"His journey of feeling unsure of who he is, wondering if he is broken, seeing and experiencing things differently from everyone else around him — this resonated with me profoundly," they explain. "And like him, I’ve come to understand how I feel and who I am, and have found people who will accept and support me, even if not everyone does."

Cole is not explicitly stated to be anything, as he’s a spirit, though that’s why so many, Sennedjem included, believe he is aro/ace. "Aromantic and asexual are often spoken of as ‘invisible’ identities, and unfortunately there’s truth in that," they explain. "But we are just as valid as any other identity in the queer community, and we deserve to see characters like ourselves in media, clearly and openly."


"Today, video games are somewhat spearheading in LGBTQ+ representation, but back in the day, it was really difficult to find any queer representation in the video games world (or in any world, for that matter)," Kanehime and Shiva tell SYFY WIRE, explaining how, when they started, they had to settle for any strong relationship they could read as queer, even if it was only hinted at. The lesbian-bisexual couple agree that with time, mainstream media will be willing to take a leap of faith and become more inclusive. However, they’re over settling for crumbs.

"We tend to buy more video games and any kind of media that is representative of our reality, and we are more critical of those that are not," Shiva says, rather pointedly.

"I am always really happy to see others getting representation of their particular identities, and at the same time I can be sad that there is not more progress in other areas," Harry says, noting that they've found only one other transgender man character in mainstream video games, Ned Wynert from Assassin’s Creed: Syndicate. Trans characters are much more common in indie games and lesser-known titles, but are still rare in blockbuster games.

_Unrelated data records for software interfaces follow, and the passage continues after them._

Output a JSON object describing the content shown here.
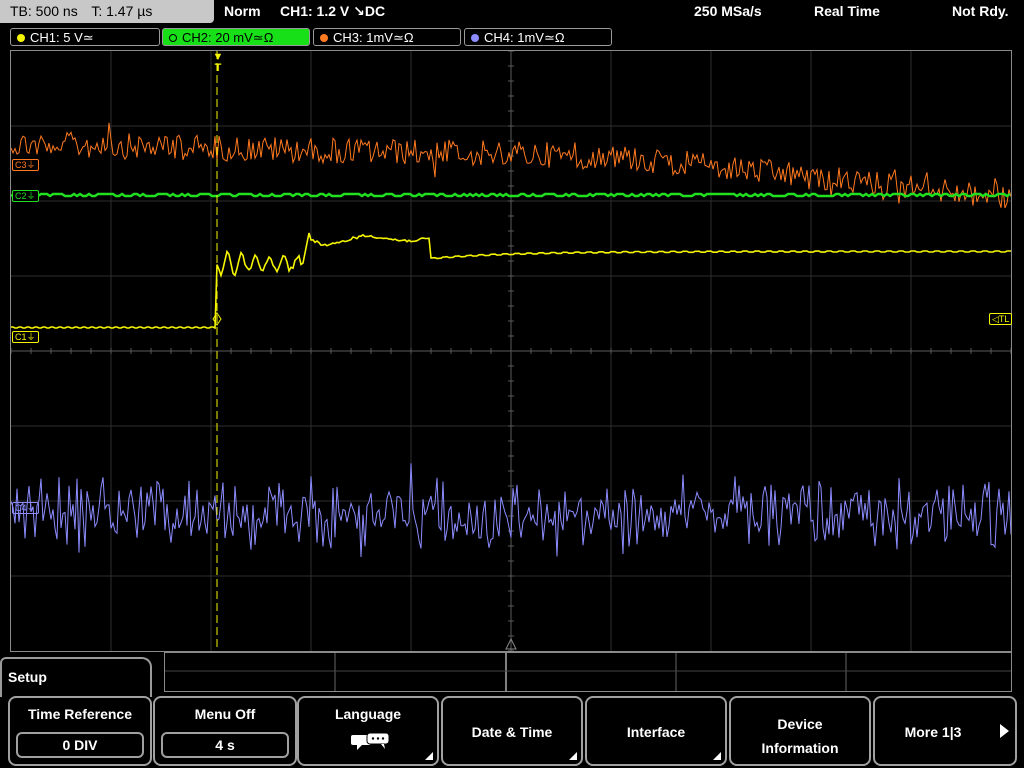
{
  "top_bar": {
    "timebase": "TB: 500 ns",
    "trigger_time": "T: 1.47 µs",
    "trigger_mode": "Norm",
    "trigger_setting": "CH1: 1.2 V ↘DC",
    "sample_rate": "250 MSa/s",
    "acq_mode": "Real Time",
    "state": "Not Rdy."
  },
  "channels": [
    {
      "label": "CH1: 5 V≃",
      "color": "#f5f500"
    },
    {
      "label": "CH2: 20 mV≃Ω",
      "color": "#20e020",
      "active": true
    },
    {
      "label": "CH3: 1mV≃Ω",
      "color": "#ff7a20"
    },
    {
      "label": "CH4: 1mV≃Ω",
      "color": "#8c8cff"
    }
  ],
  "markers": {
    "c3": "C3",
    "c2": "C2",
    "c1": "C1",
    "c4": "C4",
    "trigger_level": "TL",
    "trigger_pos": "T"
  },
  "menu": {
    "title": "Setup",
    "softkeys": [
      {
        "label": "Time Reference",
        "value": "0 DIV"
      },
      {
        "label": "Menu Off",
        "value": "4 s"
      },
      {
        "label": "Language",
        "icon": "speech-bubble-icon"
      },
      {
        "label": "Date & Time"
      },
      {
        "label": "Interface"
      },
      {
        "label": "Device\nInformation"
      },
      {
        "label": "More 1|3"
      }
    ]
  }
}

For LGBTQ+ fans, it's not just a matter of "making their own queer characters" when mainstream media won’t provide them. True representation needs more than that; it needs integration and normalization. The video game industry still has work to do, but the notable instances of very visible representation are appreciated.

"It’s affirming and validating to have a big company backing you up and standing up for your existence, instead of having to defend yourself all on your own," Harry says. "All I really want is media with LGBT+ characters who just happen to be part of the world and contribute to the story."

This was a reason why Shanna and Alli were so delighted when it was revealed that Tracer had a canonical girlfriend. Not only would they get to cosplay them as a legitimate couple, but that representation mattered so much to them.

"When I saw my girlfriend in the wig and outfit I felt like a kid in a candy store. It was a dream come true," Alli says. When Shanna started playing Overwatch herself, she liked Widowmaker, leading the pair to cosplay the popular ship of WidowTracer. "Any opportunity I can get to do a ship cosplay with her, I'll take it."

"Representation in media has gone very far, but there is still a very long way to go, until queer feels as natural as non-queer," Kanehime and Shiva add. Hopefully sooner rather than later.